Technology stocks hog the limelight and outperform the old economy in Hong Kong and mainland China
The best performing stocks on the main indices of Hong Kong, Shanghai and Shenzhen in 2017 were all related one way or another to technology.
Hong Kong’s stock market operator and regulator pushed through a controversial overhaul of their listing rules this year to attract so-called new economy companies - including technology firms and biotechnology researchers - to raise capital in the city.
They have good reason to do so. The best performing stocks on the main indices of Hong Kong, Shanghai and Shenzhen in 2017 were all related one way or another to technology, or at least have a business strategy that taps into the new economy.
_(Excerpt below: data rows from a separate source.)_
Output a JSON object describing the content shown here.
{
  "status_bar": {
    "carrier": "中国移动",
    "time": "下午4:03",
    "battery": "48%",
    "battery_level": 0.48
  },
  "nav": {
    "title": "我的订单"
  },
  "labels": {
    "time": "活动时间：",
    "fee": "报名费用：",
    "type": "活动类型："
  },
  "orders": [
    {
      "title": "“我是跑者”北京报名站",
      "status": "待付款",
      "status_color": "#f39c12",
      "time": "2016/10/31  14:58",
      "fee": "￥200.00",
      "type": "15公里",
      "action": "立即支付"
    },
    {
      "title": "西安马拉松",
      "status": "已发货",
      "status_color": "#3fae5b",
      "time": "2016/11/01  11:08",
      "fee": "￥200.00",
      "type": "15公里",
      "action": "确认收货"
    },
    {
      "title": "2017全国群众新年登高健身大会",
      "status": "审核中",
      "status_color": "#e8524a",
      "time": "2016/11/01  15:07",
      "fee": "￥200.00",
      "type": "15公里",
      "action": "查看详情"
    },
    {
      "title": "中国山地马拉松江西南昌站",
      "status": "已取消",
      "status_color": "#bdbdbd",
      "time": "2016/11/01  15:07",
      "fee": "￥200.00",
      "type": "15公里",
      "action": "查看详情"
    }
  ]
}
“Technology companies have overtaken financial, energy, industrial and commercial firms as the ones with the biggest market values and the most influence,” said Citic Securities’ analyst Xu Yingbo, who recommends buying Tencent Holdings, AAC Technoligies Holdings, Hanzhou HikVision Digital Technology and Sanan Optoelectronics. “China has already become one of the two global forces of technology innovation.”
Hong Kong’s key Hang Seng Index rose 36per cent this year, while the China Enterprise Index (CEI) advanced 24.6 per cent.
Hang Seng’s top performer Geely Automobile Holdings, rising almost 266 per cent, has pledged that every new model under its Volvo brand starting in 2019 will be either fully electric or powered by hybrid petrol-electric engines. It’s now exporting an electric version of the iconic London black cab to Norway.
The biggest winner on the China Enterprise Index, Ping An Insurance Group’s 109.7 per cent return, is making fintech and insurtech the signatures of its business strategy.
The pattern is similar in mainland China. Six of the 10 biggest gainers among the 1,434 stocks on the Shanghai Composite Index were technology-related, led by manufacturing systems designer PNC Process Systems, which rose 10-fold this year.
In Shenzhen, a claimant to being China’s Silicon Valley, seven of the top 10 advancers among the 2,123 stocks on the Shenzhen Composite Index were involved in genomics, new materials, biotechnology.
“Solid fundamentals of technology innovation and fast earnings growth are fuelling the rally in technology stocks this year, and the relatively loose global liquidity has also enriched their valuations,” said Chen Hao, a strategist at KGI Securities in Shanghai. “Looking forward to 2018, global investors will still be positive on the sector as technology innovation is showing signs of acceleration.”
Chinese companies are investing their higher valuations into research and development, with the country’s aggregate R&D expenditure rising by 19 per cent, the fastest pace in the world, according to Citic Securities, the country’s biggest listed brokerage.
The boom has propelled Tencent, operator of China’s dominant social media network, into Asia’s most valuable company, with a market value that briefly broke the US$500 billion barrier, putting it among Amazon, Apple, Facebook and Google’s parent Alphabet among the aristocracy of technology.
Tencent is the second-largest stock on the Hang Seng index, with a weighting less than half a percentage point smaller than HSBC, but accounts for about 7 per cent of the value of stocks that changed hands everyday on the entire Hong Kong bourse last year. HSBC made up less than 2 per cent of average daily turnover.
To be sure, Hong Kong is a latecomer to the technology stakes. Before ZhongAn Online P&C Insurance’s initial public offering in September, the city’s bourse was dominated by property developers, banks, Chinese oil companies and industrial firms. The extent of technology among Hong Kong-listed stocks was limited to China’s biggest mobile phone networks. And Chinese technology companies from Alibaba Group Holding to search engine operator Sogou Inc chose to raise capital in New York, not Hong Kong.
That changed with the HK$13.68 billion (US$1.75 billion) IPO by ZhongAn, which sells insurance online. That paved the way for a series of technology-related IPOs in quick succession in Hong Kong.
Razer Inc, a maker of consoles and accessories for video gamers backed by the city’s wealthiest man Li Ka-shing, staged its HK$3.93 billion in early November.
The HK$9.6 billion IPO by Tencent’s China Literature Limited unit in late November was Hong Kong’s most sought-after sale in decades. Investors placed 600 times more money than stocks on offer, locking in HK$520 billion of capital, equivalent to one third of the entire city’s money supply.
Still, stock market valuations obey the microeconomic laws of supply and demand, the same way physical objects can’t defy gravity. Stock prices that have overtaken corporate earnings will be in for a tough year in 2018, as rising interest rates mark the end of cheap financing, some traders said.
“Technology stocks are too risky now, even if they continue to be chased by investors,” said Joseph Tong Tong, chairman of Morton Securities in Hong Kong. “Many technology stocks that surged in 2017 are now trading at a high valuation. Investors are investing in them with the expectation they have a high growth. Once their growth rate slow in 2018, investors will start to sell the stocks.”